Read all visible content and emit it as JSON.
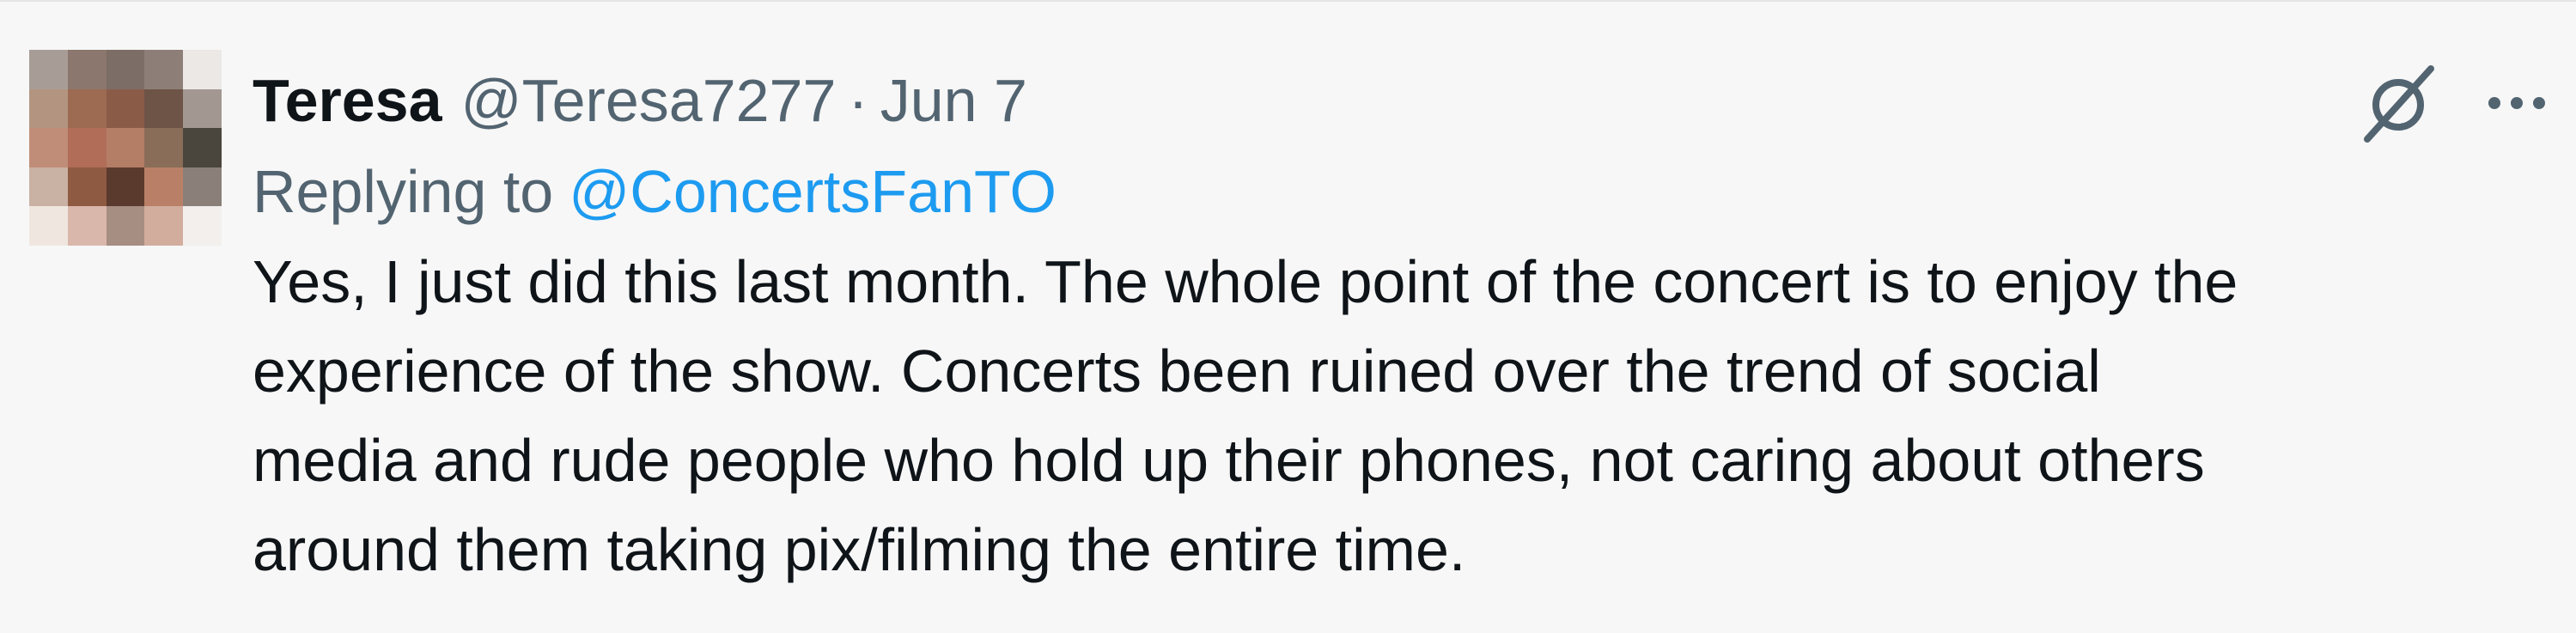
{
  "tweet": {
    "display_name": "Teresa",
    "handle": "@Teresa7277",
    "separator": "·",
    "date": "Jun 7",
    "reply_prefix": "Replying to",
    "reply_to": "@ConcertsFanTO",
    "text": "Yes, I just did this last month. The whole point of the concert is to enjoy the\nexperience of the show. Concerts been ruined over the trend of social\nmedia and rude people who hold up their phones, not caring about others\naround them taking pix/filming the entire time."
  },
  "icons": {
    "grok": "grok-icon",
    "more": "more-icon"
  },
  "colors": {
    "name": "#0f1419",
    "secondary": "#536471",
    "link": "#1d9bf0",
    "background": "#f7f7f7"
  }
}
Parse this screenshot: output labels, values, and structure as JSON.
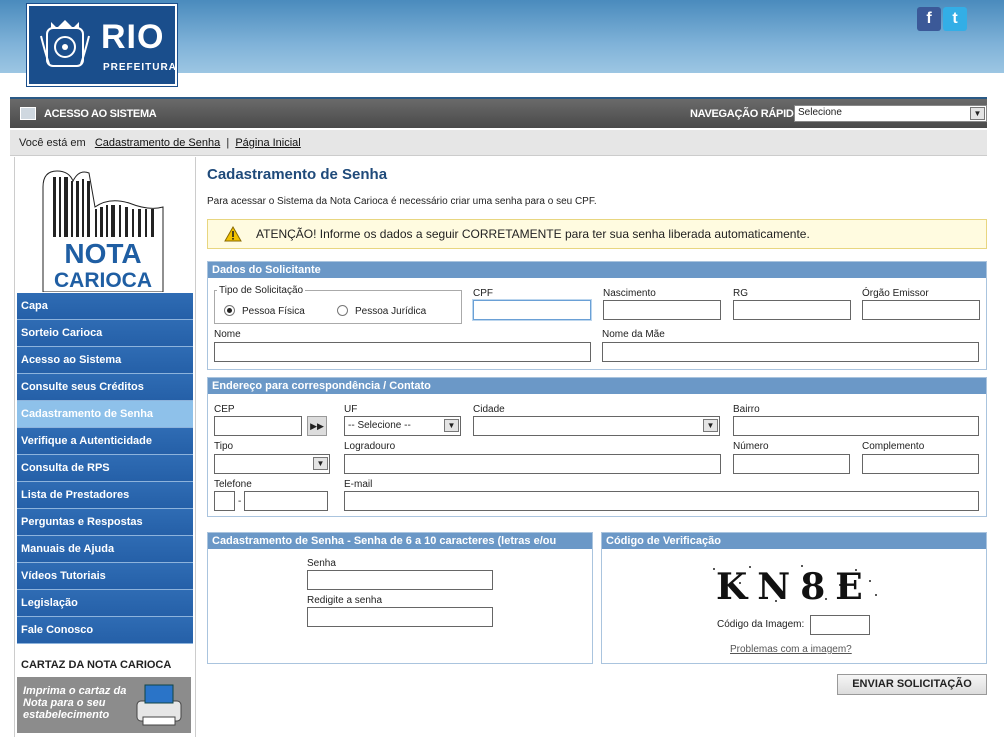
{
  "header": {
    "logo_main": "RIO",
    "logo_sub": "PREFEITURA",
    "social": [
      "facebook-icon",
      "twitter-icon"
    ]
  },
  "accessbar": {
    "title": "ACESSO AO SISTEMA",
    "nav_label": "NAVEGAÇÃO RÁPIDA",
    "nav_select": "Selecione"
  },
  "breadcrumb": {
    "prefix": "Você está em",
    "current": "Cadastramento de Senha",
    "separator": "|",
    "home": "Página Inicial"
  },
  "sidebar": {
    "logo_line1": "NOTA",
    "logo_line2": "CARIOCA",
    "items": [
      {
        "label": "Capa"
      },
      {
        "label": "Sorteio Carioca"
      },
      {
        "label": "Acesso ao Sistema"
      },
      {
        "label": "Consulte seus Créditos"
      },
      {
        "label": "Cadastramento de Senha",
        "active": true
      },
      {
        "label": "Verifique a Autenticidade"
      },
      {
        "label": "Consulta de RPS"
      },
      {
        "label": "Lista de Prestadores"
      },
      {
        "label": "Perguntas e Respostas"
      },
      {
        "label": "Manuais de Ajuda"
      },
      {
        "label": "Vídeos Tutoriais"
      },
      {
        "label": "Legislação"
      },
      {
        "label": "Fale Conosco"
      }
    ],
    "cartaz_title": "CARTAZ DA NOTA CARIOCA",
    "cartaz_text": "Imprima o cartaz da Nota para o seu estabelecimento"
  },
  "main": {
    "title": "Cadastramento de Senha",
    "intro": "Para acessar o Sistema da Nota Carioca é necessário criar uma senha para o seu CPF.",
    "alert": "ATENÇÃO! Informe os dados a seguir CORRETAMENTE para ter sua senha liberada automaticamente.",
    "solicitante": {
      "header": "Dados do Solicitante",
      "tipo_legend": "Tipo de Solicitação",
      "pf": "Pessoa Física",
      "pj": "Pessoa Jurídica",
      "cpf": "CPF",
      "nascimento": "Nascimento",
      "rg": "RG",
      "orgao": "Órgão Emissor",
      "nome": "Nome",
      "mae": "Nome da Mãe"
    },
    "endereco": {
      "header": "Endereço para correspondência / Contato",
      "cep": "CEP",
      "uf": "UF",
      "uf_value": "-- Selecione --",
      "cidade": "Cidade",
      "bairro": "Bairro",
      "tipo": "Tipo",
      "logradouro": "Logradouro",
      "numero": "Número",
      "complemento": "Complemento",
      "telefone": "Telefone",
      "tel_sep": "-",
      "email": "E-mail"
    },
    "senha": {
      "header": "Cadastramento de Senha - Senha de 6 a 10 caracteres (letras e/ou",
      "senha": "Senha",
      "redigite": "Redigite a senha"
    },
    "verificacao": {
      "header": "Código de Verificação",
      "captcha": "KN8E",
      "codigo": "Código da Imagem:",
      "problema": "Problemas com a imagem?"
    },
    "submit": "ENVIAR SOLICITAÇÃO"
  }
}
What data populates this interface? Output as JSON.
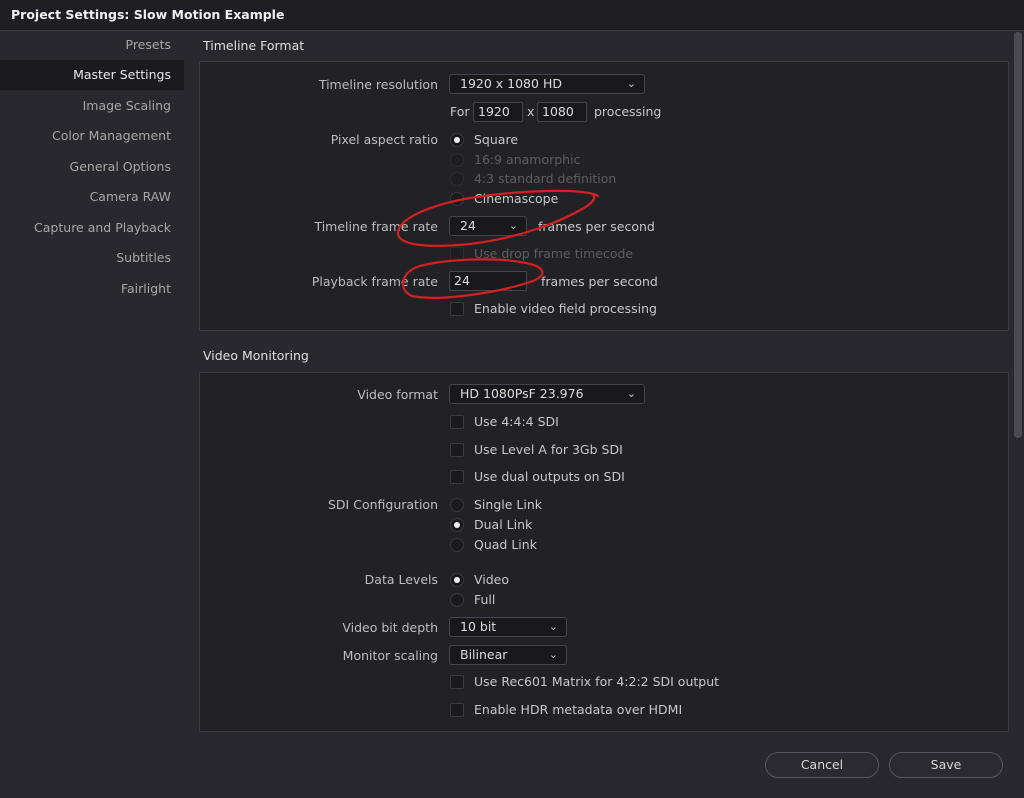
{
  "window": {
    "title": "Project Settings:  Slow Motion Example"
  },
  "sidebar": {
    "items": [
      {
        "label": "Presets"
      },
      {
        "label": "Master Settings",
        "active": true
      },
      {
        "label": "Image Scaling"
      },
      {
        "label": "Color Management"
      },
      {
        "label": "General Options"
      },
      {
        "label": "Camera RAW"
      },
      {
        "label": "Capture and Playback"
      },
      {
        "label": "Subtitles"
      },
      {
        "label": "Fairlight"
      }
    ]
  },
  "timeline_format": {
    "title": "Timeline Format",
    "resolution_label": "Timeline resolution",
    "resolution_value": "1920 x 1080 HD",
    "for_label": "For",
    "width_value": "1920",
    "x_label": "x",
    "height_value": "1080",
    "processing_label": "processing",
    "pixel_aspect_label": "Pixel aspect ratio",
    "pixel_aspect_options": [
      {
        "label": "Square",
        "selected": true,
        "enabled": true
      },
      {
        "label": "16:9 anamorphic",
        "selected": false,
        "enabled": false
      },
      {
        "label": "4:3 standard definition",
        "selected": false,
        "enabled": false
      },
      {
        "label": "Cinemascope",
        "selected": false,
        "enabled": true
      }
    ],
    "frame_rate_label": "Timeline frame rate",
    "frame_rate_value": "24",
    "fps_label": "frames per second",
    "drop_frame_label": "Use drop frame timecode",
    "playback_rate_label": "Playback frame rate",
    "playback_rate_value": "24",
    "playback_fps_label": "frames per second",
    "field_processing_label": "Enable video field processing"
  },
  "video_monitoring": {
    "title": "Video Monitoring",
    "video_format_label": "Video format",
    "video_format_value": "HD 1080PsF 23.976",
    "use444_label": "Use 4:4:4 SDI",
    "levelA_label": "Use Level A for 3Gb SDI",
    "dual_outputs_label": "Use dual outputs on SDI",
    "sdi_config_label": "SDI Configuration",
    "sdi_options": [
      {
        "label": "Single Link",
        "selected": false
      },
      {
        "label": "Dual Link",
        "selected": true
      },
      {
        "label": "Quad Link",
        "selected": false
      }
    ],
    "data_levels_label": "Data Levels",
    "data_levels_options": [
      {
        "label": "Video",
        "selected": true
      },
      {
        "label": "Full",
        "selected": false
      }
    ],
    "bit_depth_label": "Video bit depth",
    "bit_depth_value": "10 bit",
    "monitor_scaling_label": "Monitor scaling",
    "monitor_scaling_value": "Bilinear",
    "rec601_label": "Use Rec601 Matrix for 4:2:2 SDI output",
    "hdr_label": "Enable HDR metadata over HDMI"
  },
  "footer": {
    "cancel_label": "Cancel",
    "save_label": "Save"
  },
  "colors": {
    "background": "#28282e",
    "panel": "#222226",
    "annotation": "#d42020"
  }
}
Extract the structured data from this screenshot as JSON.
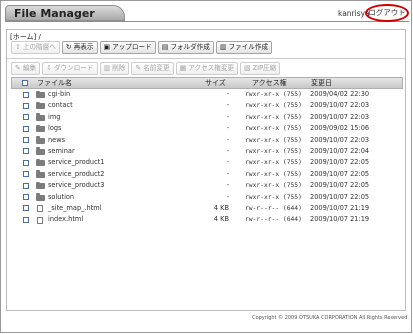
{
  "app": {
    "title": "File Manager",
    "username": "kanrisya",
    "logout_label": "ログアウト"
  },
  "breadcrumb": "[ホーム] /",
  "toolbar1": [
    {
      "label": "上の階層へ",
      "icon": "up-arrow-icon",
      "enabled": false
    },
    {
      "label": "再表示",
      "icon": "refresh-icon",
      "enabled": true
    },
    {
      "label": "アップロード",
      "icon": "upload-icon",
      "enabled": true
    },
    {
      "label": "フォルダ作成",
      "icon": "folder-create-icon",
      "enabled": true
    },
    {
      "label": "ファイル作成",
      "icon": "file-create-icon",
      "enabled": true
    }
  ],
  "toolbar2": [
    {
      "label": "編集",
      "icon": "edit-icon",
      "enabled": false
    },
    {
      "label": "ダウンロード",
      "icon": "download-icon",
      "enabled": false
    },
    {
      "label": "削除",
      "icon": "delete-icon",
      "enabled": false
    },
    {
      "label": "名前変更",
      "icon": "rename-icon",
      "enabled": false
    },
    {
      "label": "アクセス権変更",
      "icon": "permission-icon",
      "enabled": false
    },
    {
      "label": "ZIP圧縮",
      "icon": "zip-icon",
      "enabled": false
    }
  ],
  "table": {
    "headers": {
      "name": "ファイル名",
      "size": "サイズ",
      "perm": "アクセス権",
      "date": "変更日"
    },
    "rows": [
      {
        "type": "folder",
        "name": "cgi-bin",
        "size": "-",
        "perm": "rwxr-xr-x (755)",
        "date": "2009/04/02 22:30"
      },
      {
        "type": "folder",
        "name": "contact",
        "size": "-",
        "perm": "rwxr-xr-x (755)",
        "date": "2009/10/07 22:03"
      },
      {
        "type": "folder",
        "name": "img",
        "size": "-",
        "perm": "rwxr-xr-x (755)",
        "date": "2009/10/07 22:03"
      },
      {
        "type": "folder",
        "name": "logs",
        "size": "-",
        "perm": "rwxr-xr-x (755)",
        "date": "2009/09/02 15:06"
      },
      {
        "type": "folder",
        "name": "news",
        "size": "-",
        "perm": "rwxr-xr-x (755)",
        "date": "2009/10/07 22:03"
      },
      {
        "type": "folder",
        "name": "seminar",
        "size": "-",
        "perm": "rwxr-xr-x (755)",
        "date": "2009/10/07 22:04"
      },
      {
        "type": "folder",
        "name": "service_product1",
        "size": "-",
        "perm": "rwxr-xr-x (755)",
        "date": "2009/10/07 22:05"
      },
      {
        "type": "folder",
        "name": "service_product2",
        "size": "-",
        "perm": "rwxr-xr-x (755)",
        "date": "2009/10/07 22:05"
      },
      {
        "type": "folder",
        "name": "service_product3",
        "size": "-",
        "perm": "rwxr-xr-x (755)",
        "date": "2009/10/07 22:05"
      },
      {
        "type": "folder",
        "name": "solution",
        "size": "-",
        "perm": "rwxr-xr-x (755)",
        "date": "2009/10/07 22:05"
      },
      {
        "type": "file",
        "name": "_site_map_.html",
        "size": "4 KB",
        "perm": "rw-r--r-- (644)",
        "date": "2009/10/07 21:19"
      },
      {
        "type": "file",
        "name": "index.html",
        "size": "4 KB",
        "perm": "rw-r--r-- (644)",
        "date": "2009/10/07 21:19"
      }
    ]
  },
  "footer": {
    "copyright": "Copyright © 2009 OTSUKA CORPORATION All Rights Reserved."
  },
  "colors": {
    "logout_highlight": "#d40000",
    "header_gradient_top": "#e6e6e6",
    "header_gradient_bottom": "#c9c9c9"
  }
}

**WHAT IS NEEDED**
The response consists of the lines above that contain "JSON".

**OUTPUT OF THE TASK**
Read all visible content and emit it as JSON.
Parse this screenshot: output labels, values, and structure as JSON.
What data populates this interface? Output as JSON.
Extract the structured data from this screenshot as JSON.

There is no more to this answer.